The patient is a 10yo female, previously diagnosis with systemic lupus erythematosus (SLE) without renal involvement and treated with hydroxychloroquine and low dose steroid, who presented with acute kidney injury and hypertensive crisis. On exam, her weight was 31.3 Kg, height 133 cm. Her BP was 185/127 mmHg and pulse 118/min. Initial investigation showed hemoglobin of 7.2 g/dL, platelet count of 182/uL, BUN 99 mg/dL, Cr 7.86 mg/dL, haptoglobin < 10 mg/dL. Urine protein to creatinine ratio was 5 mg/mg. Serum complements were low and had positive serology for Anti-DSDNA, Lupus anticoagulant, Anti-beta2 glycoprotein, and anticardiolipin. The presumptive diagnosis was CAPS associated with SLE and thrombotic microangiopathy (TMA) which was confirmed by kindney biopsy. She underwent Methylprednisone, therapeutic plasma exchange (TPE), renal replacement therapy amd Nicardipine infusion. After 7 sessions of TPE, Methylprednisone, Rituximab, and Mycophenolate Mofetil, her renal function improved and was taken off hemodialysis. Blood pressure was still uncontrolled. She had evidence of on-going hemolysis with undetectable haptoglobin and elevated LDH. Repeat TPE did not control her BP or hemolysis, thus Eculizumab was administered as a rescue therapy for TMA associated with CAPS. After 2 weekly doses Eculizumab, her renal function, blood pressure and hemolytic markers were much improved. Currently, her serum creatinine was 1 mg/dL, without significant proteinuria. She remained on 3 antihypertensive medications with good BP control

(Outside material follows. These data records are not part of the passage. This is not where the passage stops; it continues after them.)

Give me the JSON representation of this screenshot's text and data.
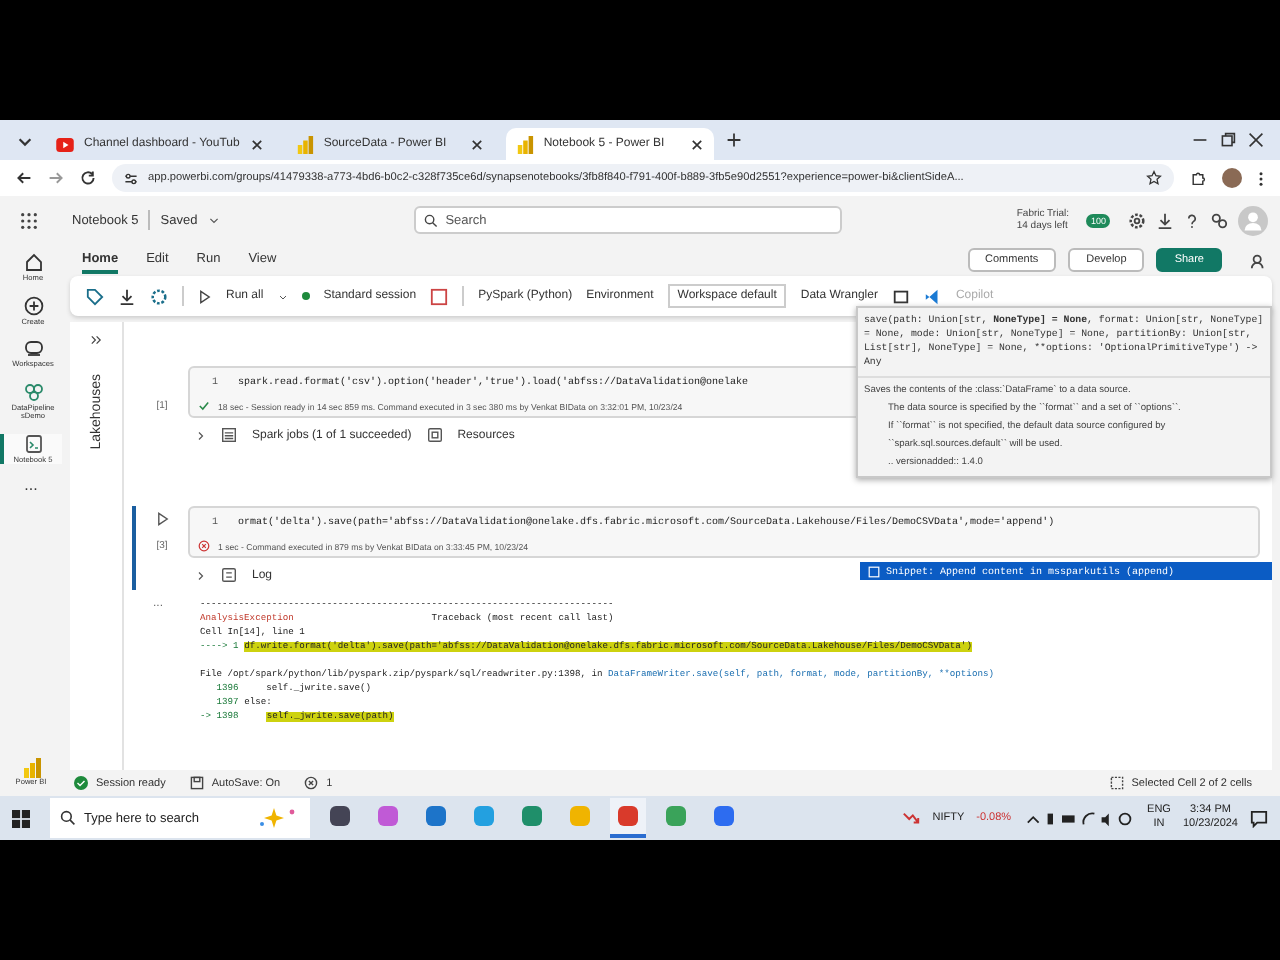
{
  "browser_tabs": [
    {
      "title": "Channel dashboard - YouTub",
      "kind": "youtube",
      "selected": false
    },
    {
      "title": "SourceData - Power BI",
      "kind": "powerbi",
      "selected": false
    },
    {
      "title": "Notebook 5 - Power BI",
      "kind": "powerbi",
      "selected": true
    }
  ],
  "address": {
    "url": "app.powerbi.com/groups/41479338-a773-4bd6-b0c2-c328f735ce6d/synapsenotebooks/3fb8f840-f791-400f-b889-3fb5e90d2551?experience=power-bi&clientSideA..."
  },
  "app_header": {
    "name": "Notebook 5",
    "status": "Saved",
    "search_placeholder": "Search",
    "trial_title": "Fabric Trial:",
    "trial_days": "14 days left",
    "notification_count": "100"
  },
  "nav": {
    "items": [
      {
        "label": "Home",
        "kind": "home",
        "selected": false
      },
      {
        "label": "Create",
        "kind": "create",
        "selected": false
      },
      {
        "label": "Workspaces",
        "kind": "workspaces",
        "selected": false
      },
      {
        "label": "DataPipeline sDemo",
        "kind": "pipeline",
        "selected": false
      },
      {
        "label": "Notebook 5",
        "kind": "notebook",
        "selected": true
      }
    ],
    "more": "...",
    "brand": "Power BI"
  },
  "ribbon": {
    "tabs": [
      {
        "label": "Home",
        "selected": true
      },
      {
        "label": "Edit",
        "selected": false
      },
      {
        "label": "Run",
        "selected": false
      },
      {
        "label": "View",
        "selected": false
      }
    ],
    "comments": "Comments",
    "develop": "Develop",
    "share": "Share"
  },
  "toolbar": {
    "run_all": "Run all",
    "session": "Standard session",
    "language": "PySpark (Python)",
    "environment_label": "Environment",
    "environment": "Workspace default",
    "data_wrangler": "Data Wrangler",
    "copilot": "Copilot",
    "copilot_disabled": true
  },
  "side_panel": {
    "title": "Lakehouses"
  },
  "cells": [
    {
      "exec": "[1]",
      "line_number": "1",
      "code": "spark.read.format('csv').option('header','true').load('abfss://DataValidation@onelake",
      "failed": false,
      "status_text": "18 sec - Session ready in 14 sec 859 ms. Command executed in 3 sec 380 ms by Venkat BIData on 3:32:01 PM, 10/23/24",
      "outputs": [
        {
          "kind": "jobs",
          "label": "Spark jobs (1 of 1 succeeded)"
        },
        {
          "kind": "resources",
          "label": "Resources"
        }
      ]
    },
    {
      "exec": "[3]",
      "line_number": "1",
      "code": "ormat('delta').save(path='abfss://DataValidation@onelake.dfs.fabric.microsoft.com/SourceData.Lakehouse/Files/DemoCSVData',mode='append')",
      "failed": true,
      "status_text": "1 sec - Command executed in 879 ms by Venkat BIData on 3:33:45 PM, 10/23/24",
      "outputs": [
        {
          "kind": "log",
          "label": "Log"
        }
      ]
    }
  ],
  "error_output": {
    "more": "...",
    "lines": [
      {
        "segments": [
          {
            "text": "---------------------------------------------------------------------------",
            "kind": "plain"
          }
        ]
      },
      {
        "segments": [
          {
            "text": "AnalysisException",
            "kind": "exception"
          },
          {
            "text": "                         Traceback (most recent call last)",
            "kind": "plain"
          }
        ]
      },
      {
        "segments": [
          {
            "text": "Cell In[14], line 1",
            "kind": "plain"
          }
        ]
      },
      {
        "segments": [
          {
            "text": "----> 1 ",
            "kind": "arrow"
          },
          {
            "text": "df.write.format('delta').save(path='abfss://DataValidation@onelake.dfs.fabric.microsoft.com/SourceData.Lakehouse/Files/DemoCSVData')",
            "kind": "current"
          }
        ]
      },
      {
        "segments": [
          {
            "text": "File /opt/spark/python/lib/pyspark.zip/pyspark/sql/readwriter.py:1398, in ",
            "kind": "plain"
          },
          {
            "text": "DataFrameWriter.save(self, path, format, mode, partitionBy, **options)",
            "kind": "function"
          }
        ]
      },
      {
        "segments": [
          {
            "text": "   1396",
            "kind": "lineno"
          },
          {
            "text": "     self._jwrite.save()",
            "kind": "plain"
          }
        ]
      },
      {
        "segments": [
          {
            "text": "   1397",
            "kind": "lineno"
          },
          {
            "text": " else:",
            "kind": "plain"
          }
        ]
      },
      {
        "segments": [
          {
            "text": "-> 1398",
            "kind": "lineno"
          },
          {
            "text": "self._jwrite.save(path)",
            "kind": "current"
          }
        ]
      }
    ]
  },
  "tooltip": {
    "signature": "save(path: Union[str, **NoneType] = None**, format: Union[str, NoneType] = None, mode: Union[str, NoneType] = None, partitionBy: Union[str, List[str], NoneType] = None, **options: 'OptionalPrimitiveType') -> Any",
    "doc": [
      {
        "text": "Saves the contents of the :class:`DataFrame` to a data source.",
        "indent": false
      },
      {
        "text": "The data source is specified by the ``format`` and a set of ``options``.",
        "indent": true
      },
      {
        "text": "If ``format`` is not specified, the default data source configured by",
        "indent": true
      },
      {
        "text": "``spark.sql.sources.default`` will be used.",
        "indent": true
      },
      {
        "text": ".. versionadded:: 1.4.0",
        "indent": true
      }
    ]
  },
  "suggestion": {
    "label": "Snippet: Append content in mssparkutils (append)",
    "selected": true
  },
  "status_bar": {
    "session": "Session ready",
    "autosave": "AutoSave: On",
    "errors": "1",
    "selection": "Selected Cell 2 of 2 cells"
  },
  "taskbar": {
    "search_placeholder": "Type here to search",
    "apps": [
      {
        "kind": "widgets",
        "selected": false
      },
      {
        "kind": "copilot",
        "selected": false
      },
      {
        "kind": "mail",
        "selected": false
      },
      {
        "kind": "vscode",
        "selected": false
      },
      {
        "kind": "edge",
        "selected": false
      },
      {
        "kind": "explorer",
        "selected": false
      },
      {
        "kind": "chrome",
        "selected": true
      },
      {
        "kind": "notepad",
        "selected": false
      },
      {
        "kind": "zoom",
        "selected": false
      }
    ],
    "ticker": "NIFTY",
    "change": "-0.08%",
    "lang_top": "ENG",
    "lang_bottom": "IN",
    "time": "3:34 PM",
    "date": "10/23/2024"
  }
}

Discussion

This is a rare but challenging case of juvenile SLE, complicated with CAPS and TMA, who responded partially to conventional treatment. Eculizumab served as a rescue therapy with good result. Our case supports the use of Eculizumab for refractory CAPS in SLE.